If you ask me, the theft of NFL Sunday Ticket is a crime that can be forgiven, and struggling to pay bills is not uncommon for a small business in this economy.
But Rutherford’s deliberate and calculated tactics against individuals and fellow small businesses makes his actions unforgivable.
Whether it is taking out a $322,000 mortgage against an elderly person’s home without her knowlege as he did to Brigitte Beck in May 1996, or stiffing Greg White of the The Ad Agency for $6,000 in September 2008, one thing is for certain: it is the same Bey Rutherford.
Only thing worse than their service is their mgmt & owner. Waited 30 minutes for cold card board they called Pizza and they gave our credit card to someone else and blamed it on us.
If you want to wait two hours for a reheated pizza then go ahead.
Our experience with Pop's pizza began with a phone call requesting delivery to a guy who asked for my phone number twice and then reported my address to the delivery driver as "East Squadron," I live in West Quad. An hour and ten minutes after ordering, the delivery driver called, understandable confused about where East Squadron might be. He arrived twenty minutes later with a stone cold pizza. He had also forgotten to take the credit card receipt with him. He called his manager who took ten minutes to tell him that he couldn't give us the pizza. At this point I spoke to the manager, Emily, and asked her to comp the pizza, cause this is well...ridiculous. Sadly she could only offer us a 30% discount on our NEXT purchase. At this point the driver left to get the receipt with the pizza. He returned half an hour later (2 hours ten minutes after ordering)with a reheated pizza and a full price ticket. So I ate pasta for dinner and would really like my 18 dollars back.

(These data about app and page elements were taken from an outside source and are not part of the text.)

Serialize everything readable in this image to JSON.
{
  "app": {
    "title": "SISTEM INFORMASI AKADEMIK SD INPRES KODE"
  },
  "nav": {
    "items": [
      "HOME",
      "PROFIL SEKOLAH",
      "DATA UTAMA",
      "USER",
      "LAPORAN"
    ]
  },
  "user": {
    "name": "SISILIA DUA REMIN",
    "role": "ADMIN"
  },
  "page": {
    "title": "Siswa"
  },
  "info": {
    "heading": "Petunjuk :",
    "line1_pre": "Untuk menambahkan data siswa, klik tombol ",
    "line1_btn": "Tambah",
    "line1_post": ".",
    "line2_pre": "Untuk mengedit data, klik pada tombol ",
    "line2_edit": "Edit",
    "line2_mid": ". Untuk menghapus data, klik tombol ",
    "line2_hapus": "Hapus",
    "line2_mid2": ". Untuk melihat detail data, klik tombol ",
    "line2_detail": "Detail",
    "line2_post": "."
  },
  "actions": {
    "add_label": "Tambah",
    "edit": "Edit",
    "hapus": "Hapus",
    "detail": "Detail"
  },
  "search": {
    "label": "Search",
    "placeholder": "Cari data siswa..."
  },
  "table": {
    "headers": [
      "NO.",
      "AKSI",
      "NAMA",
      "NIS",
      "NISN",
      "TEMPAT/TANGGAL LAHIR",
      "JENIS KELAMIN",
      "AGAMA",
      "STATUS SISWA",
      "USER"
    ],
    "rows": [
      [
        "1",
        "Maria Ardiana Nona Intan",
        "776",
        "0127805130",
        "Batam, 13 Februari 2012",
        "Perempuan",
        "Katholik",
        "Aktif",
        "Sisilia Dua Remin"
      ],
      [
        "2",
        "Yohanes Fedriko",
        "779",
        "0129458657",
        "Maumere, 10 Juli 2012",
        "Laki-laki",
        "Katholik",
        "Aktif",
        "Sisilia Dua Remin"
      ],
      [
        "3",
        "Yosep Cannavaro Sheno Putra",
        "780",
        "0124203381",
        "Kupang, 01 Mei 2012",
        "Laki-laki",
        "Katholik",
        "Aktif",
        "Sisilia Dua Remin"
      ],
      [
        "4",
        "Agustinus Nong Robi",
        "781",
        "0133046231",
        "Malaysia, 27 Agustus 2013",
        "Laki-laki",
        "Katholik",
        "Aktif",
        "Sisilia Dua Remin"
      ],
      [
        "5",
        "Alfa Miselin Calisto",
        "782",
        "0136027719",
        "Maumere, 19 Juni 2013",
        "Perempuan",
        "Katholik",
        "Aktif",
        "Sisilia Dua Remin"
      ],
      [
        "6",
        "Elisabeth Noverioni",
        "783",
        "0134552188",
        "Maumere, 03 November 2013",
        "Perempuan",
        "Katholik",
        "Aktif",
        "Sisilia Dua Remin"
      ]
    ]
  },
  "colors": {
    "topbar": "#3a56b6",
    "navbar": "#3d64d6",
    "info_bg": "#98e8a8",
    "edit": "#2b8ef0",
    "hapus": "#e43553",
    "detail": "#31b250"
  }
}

P.S. Emily, even though you're related to the owners I hope you get canned!
If all the NY-Style Pizza places close down, then...maybe.... My husband and I went to Pop's a month or so after it first opened. It was excellent. The staff was a little "wet-behind-the-ears" and the service was a tad bit slower than we anticipated given there were only 4-5 customers present. But hey...we figured they were learning the ropes. Again, they just opened not too long ago. The pizza was excellent, reminding my husband and I of home (NY). Not quite the same, but close enough to quench the craving for NY-style pizza. Since then, I have gone back twice (July of this year and 2 days ago). Both latter visits, the staff was still clueless and the service was still horrible. 2 days ago, I paid for my order before noticing that the cashier (was she old enough to work legally??) took my order incorrectly. I asked for a refund and was told that no one in that entire place could or knew how to give refunds but the manager. Really?!! So, I wait for my pizza and the manager to come in from chatting outside. After 2 or 3 minutes, I see one of the other girls sit a box on the far side of the counter. I wait another 10 minutes and the same girl who sat the box on the far side asks me: what did you order? I told her...that WAS my box. You've got to be kidding me. I then wait for the manager to give me a refund (he grumbled the whole time) and I left. The Pizza was substandard to say the least. It was burnt on the bottom (like it was in July when I went). I think they need to clean their oven or put the pizza on a timer. If the service was better, the staff more competent, and the pizza less charred, Pop's would probably be the only place I'd go for pizza. But until then...If all the NY-Style Pizza places close down, then...maybe...but probably not.
Sign in with Facebook Sign in with Facebook to see what your friends are up to!